GOAL OF THE EXERCISE |
Go through the entries below and write each one out exactly.

RECORDS PROVIDED |
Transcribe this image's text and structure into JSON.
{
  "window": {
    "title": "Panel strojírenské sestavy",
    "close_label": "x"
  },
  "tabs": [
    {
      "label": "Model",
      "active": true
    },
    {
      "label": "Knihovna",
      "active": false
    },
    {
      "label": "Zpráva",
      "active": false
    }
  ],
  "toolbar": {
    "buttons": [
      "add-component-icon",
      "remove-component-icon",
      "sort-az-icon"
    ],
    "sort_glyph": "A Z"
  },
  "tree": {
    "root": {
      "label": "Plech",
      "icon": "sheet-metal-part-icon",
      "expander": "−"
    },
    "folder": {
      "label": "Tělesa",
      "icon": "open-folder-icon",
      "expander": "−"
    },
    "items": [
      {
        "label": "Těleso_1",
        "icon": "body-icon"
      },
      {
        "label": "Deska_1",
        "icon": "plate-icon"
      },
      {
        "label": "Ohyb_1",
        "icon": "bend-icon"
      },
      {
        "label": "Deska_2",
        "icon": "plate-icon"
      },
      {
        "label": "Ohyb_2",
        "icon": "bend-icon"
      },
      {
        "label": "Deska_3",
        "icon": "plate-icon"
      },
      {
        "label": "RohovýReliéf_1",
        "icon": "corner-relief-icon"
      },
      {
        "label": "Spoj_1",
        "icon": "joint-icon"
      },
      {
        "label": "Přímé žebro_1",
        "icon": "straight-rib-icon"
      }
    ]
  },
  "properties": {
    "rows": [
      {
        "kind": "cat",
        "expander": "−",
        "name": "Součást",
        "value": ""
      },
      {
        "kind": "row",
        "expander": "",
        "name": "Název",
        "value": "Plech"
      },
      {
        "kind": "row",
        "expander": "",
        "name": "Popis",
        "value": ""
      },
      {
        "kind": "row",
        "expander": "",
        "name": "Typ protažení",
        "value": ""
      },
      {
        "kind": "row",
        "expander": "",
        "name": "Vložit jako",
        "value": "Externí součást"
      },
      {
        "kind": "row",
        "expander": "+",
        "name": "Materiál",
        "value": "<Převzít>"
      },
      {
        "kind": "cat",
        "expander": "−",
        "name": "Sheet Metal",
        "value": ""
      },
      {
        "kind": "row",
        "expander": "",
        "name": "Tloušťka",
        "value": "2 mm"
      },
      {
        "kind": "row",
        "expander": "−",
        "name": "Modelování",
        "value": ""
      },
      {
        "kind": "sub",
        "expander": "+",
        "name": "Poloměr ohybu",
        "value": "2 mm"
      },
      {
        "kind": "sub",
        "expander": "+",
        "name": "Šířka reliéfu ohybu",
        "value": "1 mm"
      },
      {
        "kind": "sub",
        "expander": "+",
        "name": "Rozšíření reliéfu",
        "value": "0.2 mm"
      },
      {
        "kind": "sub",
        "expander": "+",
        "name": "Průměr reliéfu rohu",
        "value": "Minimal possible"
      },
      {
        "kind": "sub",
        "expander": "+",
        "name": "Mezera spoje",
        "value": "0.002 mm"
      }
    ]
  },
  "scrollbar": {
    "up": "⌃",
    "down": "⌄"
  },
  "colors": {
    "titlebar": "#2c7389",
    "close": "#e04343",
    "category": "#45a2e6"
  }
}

EXERCISE RESPONSE |
Transcribe this image's text and structure into JSON.
{
  "window": {
    "title": "Panel strojírenské sestavy",
    "close_label": "x"
  },
  "tabs": [
    {
      "label": "Model",
      "active": true
    },
    {
      "label": "Knihovna",
      "active": false
    },
    {
      "label": "Zpráva",
      "active": false
    }
  ],
  "toolbar": {
    "buttons": [
      "add-component-icon",
      "remove-component-icon",
      "sort-az-icon"
    ],
    "sort_glyph": "A Z"
  },
  "tree": {
    "root": {
      "label": "Plech",
      "icon": "sheet-metal-part-icon",
      "expander": "−"
    },
    "folder": {
      "label": "Tělesa",
      "icon": "open-folder-icon",
      "expander": "−"
    },
    "items": [
      {
        "label": "Těleso_1",
        "icon": "body-icon"
      },
      {
        "label": "Deska_1",
        "icon": "plate-icon"
      },
      {
        "label": "Ohyb_1",
        "icon": "bend-icon"
      },
      {
        "label": "Deska_2",
        "icon": "plate-icon"
      },
      {
        "label": "Ohyb_2",
        "icon": "bend-icon"
      },
      {
        "label": "Deska_3",
        "icon": "plate-icon"
      },
      {
        "label": "RohovýReliéf_1",
        "icon": "corner-relief-icon"
      },
      {
        "label": "Spoj_1",
        "icon": "joint-icon"
      },
      {
        "label": "Přímé žebro_1",
        "icon": "straight-rib-icon"
      }
    ]
  },
  "properties": {
    "rows": [
      {
        "kind": "cat",
        "expander": "−",
        "name": "Součást",
        "value": ""
      },
      {
        "kind": "row",
        "expander": "",
        "name": "Název",
        "value": "Plech"
      },
      {
        "kind": "row",
        "expander": "",
        "name": "Popis",
        "value": ""
      },
      {
        "kind": "row",
        "expander": "",
        "name": "Typ protažení",
        "value": ""
      },
      {
        "kind": "row",
        "expander": "",
        "name": "Vložit jako",
        "value": "Externí součást"
      },
      {
        "kind": "row",
        "expander": "+",
        "name": "Materiál",
        "value": "<Převzít>"
      },
      {
        "kind": "cat",
        "expander": "−",
        "name": "Sheet Metal",
        "value": ""
      },
      {
        "kind": "row",
        "expander": "",
        "name": "Tloušťka",
        "value": "2 mm"
      },
      {
        "kind": "row",
        "expander": "−",
        "name": "Modelování",
        "value": ""
      },
      {
        "kind": "sub",
        "expander": "+",
        "name": "Poloměr ohybu",
        "value": "2 mm"
      },
      {
        "kind": "sub",
        "expander": "+",
        "name": "Šířka reliéfu ohybu",
        "value": "1 mm"
      },
      {
        "kind": "sub",
        "expander": "+",
        "name": "Rozšíření reliéfu",
        "value": "0.2 mm"
      },
      {
        "kind": "sub",
        "expander": "+",
        "name": "Průměr reliéfu rohu",
        "value": "Minimal possible"
      },
      {
        "kind": "sub",
        "expander": "+",
        "name": "Mezera spoje",
        "value": "0.002 mm"
      }
    ]
  },
  "scrollbar": {
    "up": "⌃",
    "down": "⌄"
  },
  "colors": {
    "titlebar": "#2c7389",
    "close": "#e04343",
    "category": "#45a2e6"
  }
}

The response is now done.